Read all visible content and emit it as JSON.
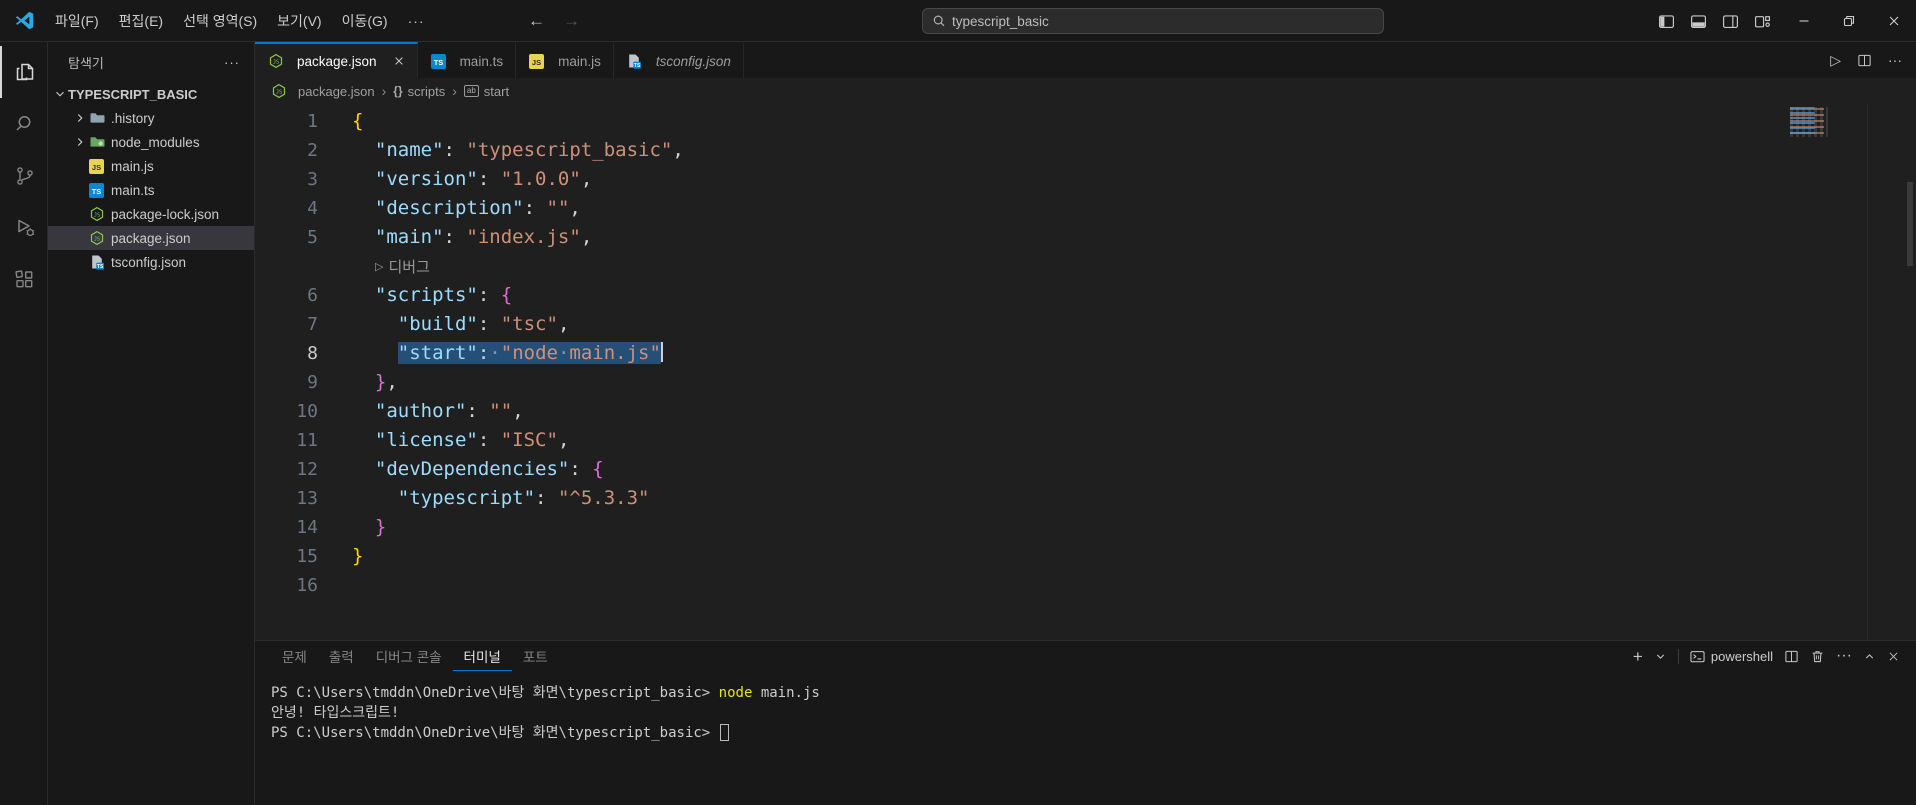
{
  "colors": {
    "accent": "#0078d4",
    "selection": "#264f78",
    "terminal_command_color": "#e5e510",
    "syntax": {
      "k": "#9cdcfe",
      "s": "#ce9178",
      "p": "#d4d4d4",
      "b1": "#ffd700",
      "b2": "#da70d6",
      "w": "#7e97ad"
    }
  },
  "titlebar": {
    "menus": [
      "파일(F)",
      "편집(E)",
      "선택 영역(S)",
      "보기(V)",
      "이동(G)"
    ],
    "menus_overflow": "···",
    "search_text": "typescript_basic"
  },
  "activity_bar": {
    "items": [
      {
        "name": "explorer",
        "active": true
      },
      {
        "name": "search",
        "active": false
      },
      {
        "name": "source-control",
        "active": false
      },
      {
        "name": "run-debug",
        "active": false
      },
      {
        "name": "extensions",
        "active": false
      }
    ]
  },
  "sidebar": {
    "title": "탐색기",
    "title_actions": "···",
    "root_label": "TYPESCRIPT_BASIC",
    "items": [
      {
        "label": ".history",
        "icon": "folder-gray",
        "expandable": true,
        "selected": false
      },
      {
        "label": "node_modules",
        "icon": "folder-green",
        "expandable": true,
        "selected": false
      },
      {
        "label": "main.js",
        "icon": "js",
        "expandable": false,
        "selected": false
      },
      {
        "label": "main.ts",
        "icon": "ts",
        "expandable": false,
        "selected": false
      },
      {
        "label": "package-lock.json",
        "icon": "npm",
        "expandable": false,
        "selected": false
      },
      {
        "label": "package.json",
        "icon": "npm",
        "expandable": false,
        "selected": true
      },
      {
        "label": "tsconfig.json",
        "icon": "tsconfig",
        "expandable": false,
        "selected": false
      }
    ]
  },
  "tabs": [
    {
      "label": "package.json",
      "icon": "npm",
      "active": true,
      "closable": true,
      "italic": false
    },
    {
      "label": "main.ts",
      "icon": "ts",
      "active": false,
      "closable": false,
      "italic": false
    },
    {
      "label": "main.js",
      "icon": "js",
      "active": false,
      "closable": false,
      "italic": false
    },
    {
      "label": "tsconfig.json",
      "icon": "tsconfig",
      "active": false,
      "closable": false,
      "italic": true
    }
  ],
  "editor_actions": {
    "run": "▷",
    "more": "···"
  },
  "breadcrumb": {
    "separator": "›",
    "items": [
      {
        "label": "package.json",
        "icon": "npm"
      },
      {
        "label": "scripts",
        "icon": "braces",
        "glyph": "{}"
      },
      {
        "label": "start",
        "icon": "symbol-string",
        "glyph": "ab"
      }
    ]
  },
  "editor": {
    "lines": [
      {
        "n": 1,
        "t": [
          [
            "{",
            "b1"
          ]
        ]
      },
      {
        "n": 2,
        "t": [
          [
            "  ",
            "p"
          ],
          [
            "\"name\"",
            "k"
          ],
          [
            ": ",
            "p"
          ],
          [
            "\"typescript_basic\"",
            "s"
          ],
          [
            ",",
            "p"
          ]
        ]
      },
      {
        "n": 3,
        "t": [
          [
            "  ",
            "p"
          ],
          [
            "\"version\"",
            "k"
          ],
          [
            ": ",
            "p"
          ],
          [
            "\"1.0.0\"",
            "s"
          ],
          [
            ",",
            "p"
          ]
        ]
      },
      {
        "n": 4,
        "t": [
          [
            "  ",
            "p"
          ],
          [
            "\"description\"",
            "k"
          ],
          [
            ": ",
            "p"
          ],
          [
            "\"\"",
            "s"
          ],
          [
            ",",
            "p"
          ]
        ]
      },
      {
        "n": 5,
        "t": [
          [
            "  ",
            "p"
          ],
          [
            "\"main\"",
            "k"
          ],
          [
            ": ",
            "p"
          ],
          [
            "\"index.js\"",
            "s"
          ],
          [
            ",",
            "p"
          ]
        ]
      },
      {
        "lens": "디버그",
        "lens_icon": "▷"
      },
      {
        "n": 6,
        "t": [
          [
            "  ",
            "p"
          ],
          [
            "\"scripts\"",
            "k"
          ],
          [
            ": ",
            "p"
          ],
          [
            "{",
            "b2"
          ]
        ]
      },
      {
        "n": 7,
        "t": [
          [
            "    ",
            "p"
          ],
          [
            "\"build\"",
            "k"
          ],
          [
            ": ",
            "p"
          ],
          [
            "\"tsc\"",
            "s"
          ],
          [
            ",",
            "p"
          ]
        ]
      },
      {
        "n": 8,
        "t": [
          [
            "    ",
            "p"
          ]
        ],
        "sel": [
          [
            "\"start\"",
            "k"
          ],
          [
            ":",
            "p"
          ],
          [
            "·",
            "w"
          ],
          [
            "\"node",
            "s"
          ],
          [
            "·",
            "w"
          ],
          [
            "main.js\"",
            "s"
          ]
        ],
        "cursor": true,
        "current": true
      },
      {
        "n": 9,
        "t": [
          [
            "  ",
            "p"
          ],
          [
            "}",
            "b2"
          ],
          [
            ",",
            "p"
          ]
        ]
      },
      {
        "n": 10,
        "t": [
          [
            "  ",
            "p"
          ],
          [
            "\"author\"",
            "k"
          ],
          [
            ": ",
            "p"
          ],
          [
            "\"\"",
            "s"
          ],
          [
            ",",
            "p"
          ]
        ]
      },
      {
        "n": 11,
        "t": [
          [
            "  ",
            "p"
          ],
          [
            "\"license\"",
            "k"
          ],
          [
            ": ",
            "p"
          ],
          [
            "\"ISC\"",
            "s"
          ],
          [
            ",",
            "p"
          ]
        ]
      },
      {
        "n": 12,
        "t": [
          [
            "  ",
            "p"
          ],
          [
            "\"devDependencies\"",
            "k"
          ],
          [
            ": ",
            "p"
          ],
          [
            "{",
            "b2"
          ]
        ]
      },
      {
        "n": 13,
        "t": [
          [
            "    ",
            "p"
          ],
          [
            "\"typescript\"",
            "k"
          ],
          [
            ": ",
            "p"
          ],
          [
            "\"^5.3.3\"",
            "s"
          ]
        ]
      },
      {
        "n": 14,
        "t": [
          [
            "  ",
            "p"
          ],
          [
            "}",
            "b2"
          ]
        ]
      },
      {
        "n": 15,
        "t": [
          [
            "}",
            "b1"
          ]
        ]
      },
      {
        "n": 16,
        "t": []
      }
    ]
  },
  "panel": {
    "tabs": [
      {
        "label": "문제",
        "active": false
      },
      {
        "label": "출력",
        "active": false
      },
      {
        "label": "디버그 콘솔",
        "active": false
      },
      {
        "label": "터미널",
        "active": true
      },
      {
        "label": "포트",
        "active": false
      }
    ],
    "toolbar": {
      "new_terminal": "+",
      "shell_label": "powershell",
      "more": "···"
    },
    "terminal_lines": [
      {
        "segs": [
          [
            "PS C:\\Users\\tmddn\\OneDrive\\바탕 화면\\typescript_basic> ",
            "d"
          ],
          [
            "node",
            "y"
          ],
          [
            " main.js",
            "d"
          ]
        ],
        "cursor": false
      },
      {
        "segs": [
          [
            "안녕! 타입스크립트!",
            "d"
          ]
        ],
        "cursor": false
      },
      {
        "segs": [
          [
            "PS C:\\Users\\tmddn\\OneDrive\\바탕 화면\\typescript_basic> ",
            "d"
          ]
        ],
        "cursor": true
      }
    ]
  }
}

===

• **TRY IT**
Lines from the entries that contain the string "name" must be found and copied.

• **SOLUTION FOR THIS PROBLEM**
        "name": "explorer",
        "name": "search",
        "name": "source-control",
        "name": "run-debug",
        "name": "extensions",
            "\"name\"",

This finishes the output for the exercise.